Items from an interface collection:
=== Section Start ===
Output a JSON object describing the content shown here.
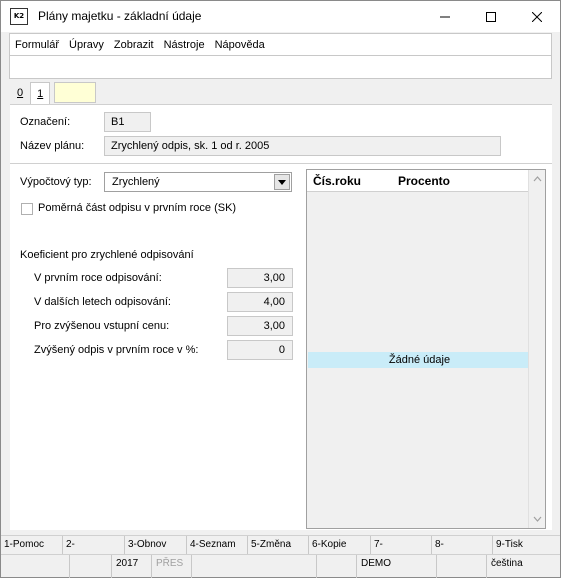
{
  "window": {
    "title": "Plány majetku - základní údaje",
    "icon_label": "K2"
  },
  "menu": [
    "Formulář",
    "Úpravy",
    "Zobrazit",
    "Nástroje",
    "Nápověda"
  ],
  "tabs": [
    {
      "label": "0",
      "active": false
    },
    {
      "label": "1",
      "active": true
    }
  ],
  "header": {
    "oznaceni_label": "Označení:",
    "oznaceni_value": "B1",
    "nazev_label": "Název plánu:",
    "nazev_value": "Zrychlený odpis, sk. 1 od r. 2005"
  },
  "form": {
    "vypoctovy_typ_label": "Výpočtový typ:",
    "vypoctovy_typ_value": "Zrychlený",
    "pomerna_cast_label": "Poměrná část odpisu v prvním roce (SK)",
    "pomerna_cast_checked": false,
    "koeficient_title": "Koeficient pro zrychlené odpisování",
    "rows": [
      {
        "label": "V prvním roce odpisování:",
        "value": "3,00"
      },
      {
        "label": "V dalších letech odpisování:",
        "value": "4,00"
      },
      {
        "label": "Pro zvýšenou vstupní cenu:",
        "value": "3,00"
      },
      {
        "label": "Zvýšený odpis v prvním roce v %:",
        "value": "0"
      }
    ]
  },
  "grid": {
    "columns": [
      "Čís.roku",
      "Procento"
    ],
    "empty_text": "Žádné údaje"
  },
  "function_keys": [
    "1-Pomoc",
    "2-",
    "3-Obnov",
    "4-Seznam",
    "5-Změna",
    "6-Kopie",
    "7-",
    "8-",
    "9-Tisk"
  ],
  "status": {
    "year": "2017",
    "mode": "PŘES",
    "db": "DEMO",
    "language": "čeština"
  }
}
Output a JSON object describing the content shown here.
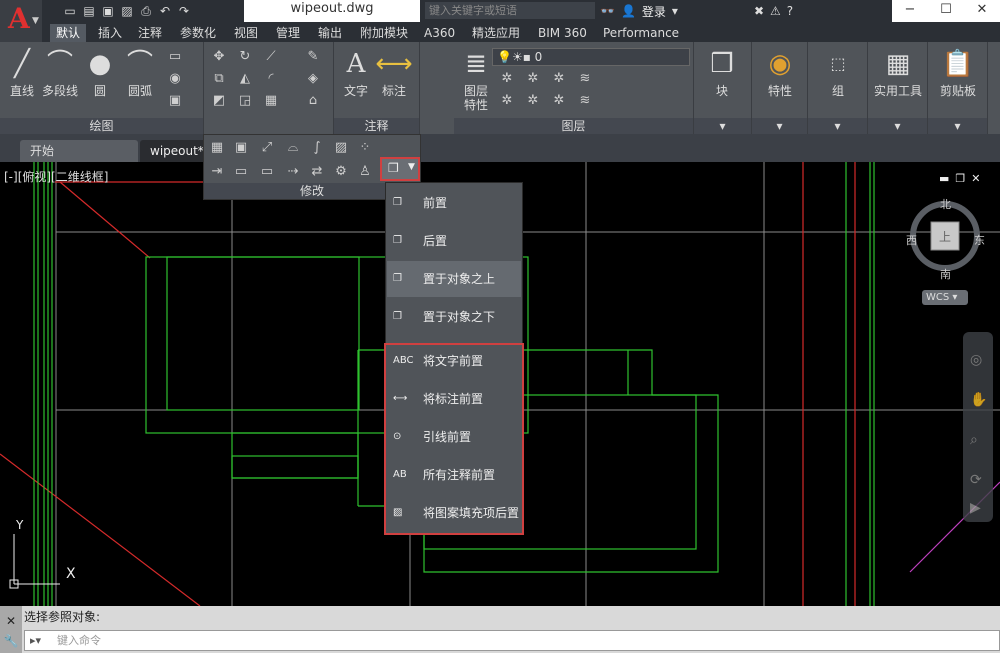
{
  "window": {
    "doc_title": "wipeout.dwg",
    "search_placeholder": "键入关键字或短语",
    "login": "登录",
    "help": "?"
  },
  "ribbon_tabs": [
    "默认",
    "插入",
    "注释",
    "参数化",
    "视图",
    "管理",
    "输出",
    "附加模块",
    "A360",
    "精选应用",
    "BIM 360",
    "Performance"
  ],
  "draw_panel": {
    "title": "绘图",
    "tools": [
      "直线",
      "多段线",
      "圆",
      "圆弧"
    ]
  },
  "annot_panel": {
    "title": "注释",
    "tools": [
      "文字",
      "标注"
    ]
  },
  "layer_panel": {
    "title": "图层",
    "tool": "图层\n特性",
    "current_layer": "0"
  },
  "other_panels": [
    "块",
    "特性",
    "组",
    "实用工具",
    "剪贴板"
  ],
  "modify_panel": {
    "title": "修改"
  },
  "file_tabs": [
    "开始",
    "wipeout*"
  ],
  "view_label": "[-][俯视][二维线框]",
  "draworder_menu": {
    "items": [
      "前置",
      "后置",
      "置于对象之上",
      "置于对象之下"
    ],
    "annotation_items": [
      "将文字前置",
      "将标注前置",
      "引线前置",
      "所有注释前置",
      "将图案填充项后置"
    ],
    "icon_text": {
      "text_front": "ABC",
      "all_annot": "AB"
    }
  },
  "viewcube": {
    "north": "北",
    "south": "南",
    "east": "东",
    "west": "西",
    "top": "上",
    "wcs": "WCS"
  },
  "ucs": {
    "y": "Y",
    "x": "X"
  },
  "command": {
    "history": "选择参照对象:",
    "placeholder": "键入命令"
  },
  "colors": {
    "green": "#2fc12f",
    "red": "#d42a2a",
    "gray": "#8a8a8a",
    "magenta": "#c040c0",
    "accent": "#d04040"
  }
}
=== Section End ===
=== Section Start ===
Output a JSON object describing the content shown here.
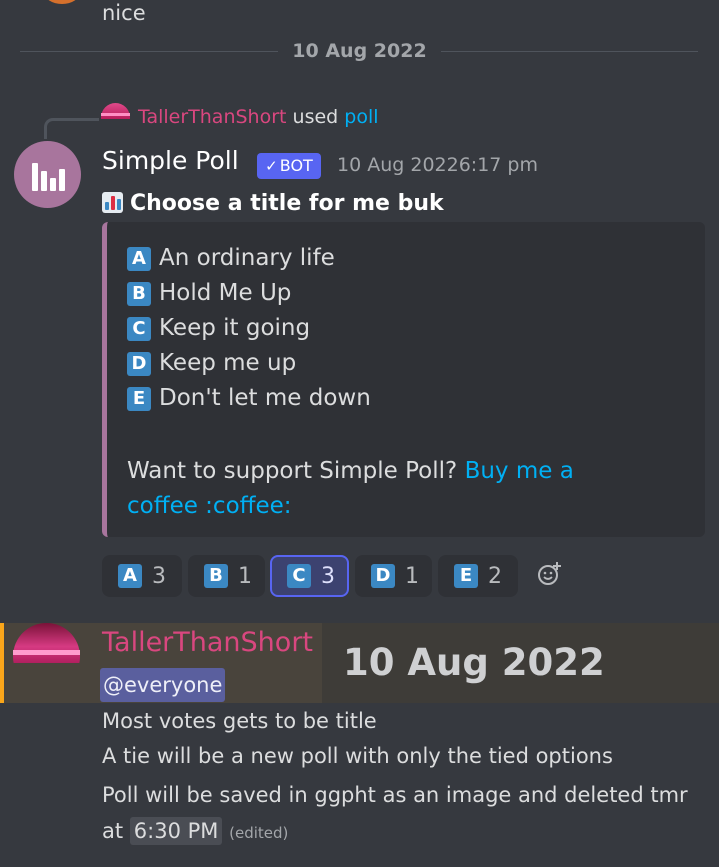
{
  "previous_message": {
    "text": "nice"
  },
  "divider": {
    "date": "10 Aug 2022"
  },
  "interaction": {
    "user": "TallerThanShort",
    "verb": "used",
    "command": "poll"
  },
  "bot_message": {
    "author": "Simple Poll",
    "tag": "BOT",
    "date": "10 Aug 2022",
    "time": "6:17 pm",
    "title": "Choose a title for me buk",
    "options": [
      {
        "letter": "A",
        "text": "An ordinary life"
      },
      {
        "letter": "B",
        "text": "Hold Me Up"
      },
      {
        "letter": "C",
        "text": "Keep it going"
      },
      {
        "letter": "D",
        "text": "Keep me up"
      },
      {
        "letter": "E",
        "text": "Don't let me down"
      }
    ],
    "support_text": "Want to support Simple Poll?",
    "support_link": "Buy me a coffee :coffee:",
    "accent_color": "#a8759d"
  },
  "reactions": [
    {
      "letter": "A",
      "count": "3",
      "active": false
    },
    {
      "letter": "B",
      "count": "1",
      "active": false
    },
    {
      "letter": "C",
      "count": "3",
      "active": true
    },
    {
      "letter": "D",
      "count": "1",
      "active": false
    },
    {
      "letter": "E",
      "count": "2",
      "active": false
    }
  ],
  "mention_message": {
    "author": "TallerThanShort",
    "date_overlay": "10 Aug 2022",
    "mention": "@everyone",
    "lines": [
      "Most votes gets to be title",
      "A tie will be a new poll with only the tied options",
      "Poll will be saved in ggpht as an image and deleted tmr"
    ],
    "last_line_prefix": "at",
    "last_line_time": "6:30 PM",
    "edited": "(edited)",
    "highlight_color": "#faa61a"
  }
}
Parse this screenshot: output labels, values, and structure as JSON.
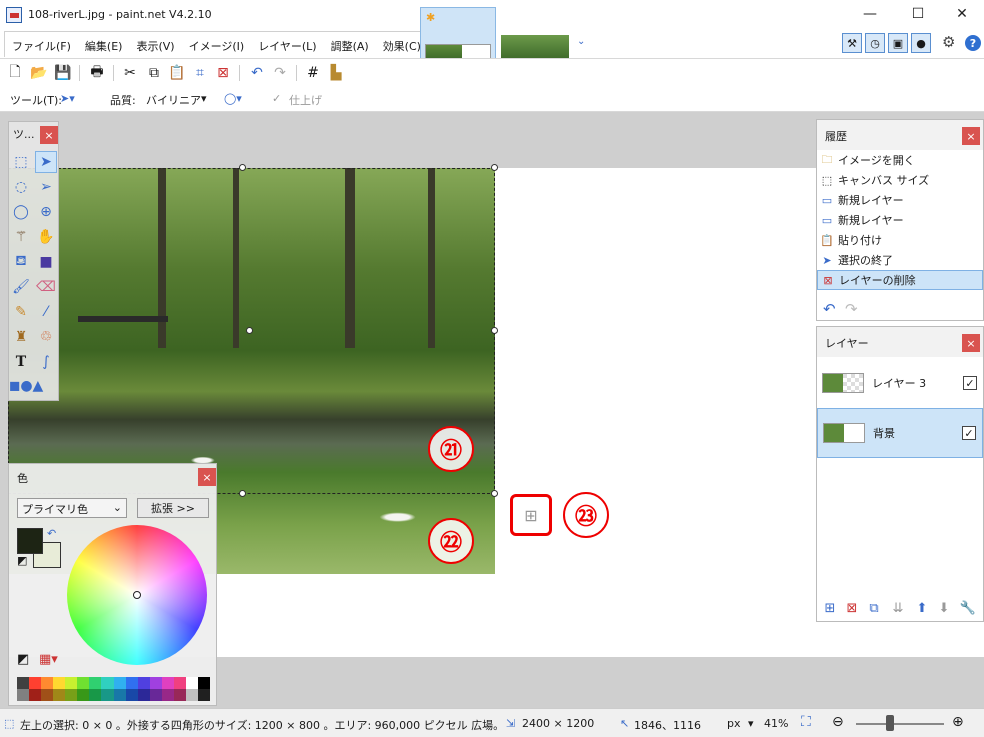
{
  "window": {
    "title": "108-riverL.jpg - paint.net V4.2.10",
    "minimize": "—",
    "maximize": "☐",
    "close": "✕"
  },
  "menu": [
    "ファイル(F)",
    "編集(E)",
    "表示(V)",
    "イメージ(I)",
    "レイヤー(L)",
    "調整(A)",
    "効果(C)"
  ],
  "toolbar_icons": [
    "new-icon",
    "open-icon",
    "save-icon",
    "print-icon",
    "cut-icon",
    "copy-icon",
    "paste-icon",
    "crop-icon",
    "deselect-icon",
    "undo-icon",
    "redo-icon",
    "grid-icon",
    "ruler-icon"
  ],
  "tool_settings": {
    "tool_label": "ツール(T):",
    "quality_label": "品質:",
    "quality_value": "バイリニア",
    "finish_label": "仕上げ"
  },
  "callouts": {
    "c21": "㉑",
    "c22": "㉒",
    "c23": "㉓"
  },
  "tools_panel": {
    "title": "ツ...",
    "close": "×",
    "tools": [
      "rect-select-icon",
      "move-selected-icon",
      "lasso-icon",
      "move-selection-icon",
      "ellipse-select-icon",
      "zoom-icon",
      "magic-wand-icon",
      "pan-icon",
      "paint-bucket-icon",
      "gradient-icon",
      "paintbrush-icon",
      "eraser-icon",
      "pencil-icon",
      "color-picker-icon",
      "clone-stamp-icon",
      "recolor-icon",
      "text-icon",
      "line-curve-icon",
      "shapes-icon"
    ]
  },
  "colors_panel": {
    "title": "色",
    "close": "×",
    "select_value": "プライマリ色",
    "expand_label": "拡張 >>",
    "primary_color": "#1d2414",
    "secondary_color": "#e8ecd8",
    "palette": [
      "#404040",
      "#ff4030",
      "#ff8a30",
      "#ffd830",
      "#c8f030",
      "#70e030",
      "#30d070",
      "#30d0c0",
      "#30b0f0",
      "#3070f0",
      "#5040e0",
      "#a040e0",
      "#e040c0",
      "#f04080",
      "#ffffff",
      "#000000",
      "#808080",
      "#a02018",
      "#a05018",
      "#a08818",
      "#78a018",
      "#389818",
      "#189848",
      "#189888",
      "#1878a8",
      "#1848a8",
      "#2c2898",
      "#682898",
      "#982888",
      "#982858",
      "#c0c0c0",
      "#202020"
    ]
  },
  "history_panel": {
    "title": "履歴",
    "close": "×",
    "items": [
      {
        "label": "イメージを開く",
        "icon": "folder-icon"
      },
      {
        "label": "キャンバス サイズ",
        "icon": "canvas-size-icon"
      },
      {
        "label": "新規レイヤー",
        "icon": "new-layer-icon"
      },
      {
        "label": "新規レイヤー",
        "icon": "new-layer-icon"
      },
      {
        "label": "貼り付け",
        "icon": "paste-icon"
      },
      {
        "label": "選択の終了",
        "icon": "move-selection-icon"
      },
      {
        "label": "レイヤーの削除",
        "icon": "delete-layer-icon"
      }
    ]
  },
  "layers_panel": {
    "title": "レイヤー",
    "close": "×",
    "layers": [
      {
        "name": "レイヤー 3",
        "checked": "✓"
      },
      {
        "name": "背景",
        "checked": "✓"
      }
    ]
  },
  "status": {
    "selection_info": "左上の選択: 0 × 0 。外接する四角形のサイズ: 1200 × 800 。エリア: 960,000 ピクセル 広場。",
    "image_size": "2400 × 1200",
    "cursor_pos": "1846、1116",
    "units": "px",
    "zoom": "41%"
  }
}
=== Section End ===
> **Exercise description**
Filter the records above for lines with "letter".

> **Expected output**
        "letter": "A",
        "letter": "B",
        "letter": "C",
        "letter": "D",
        "letter": "E",
      "letter": "A",
      "letter": "B",
      "letter": "C",
      "letter": "D",
      "letter": "E",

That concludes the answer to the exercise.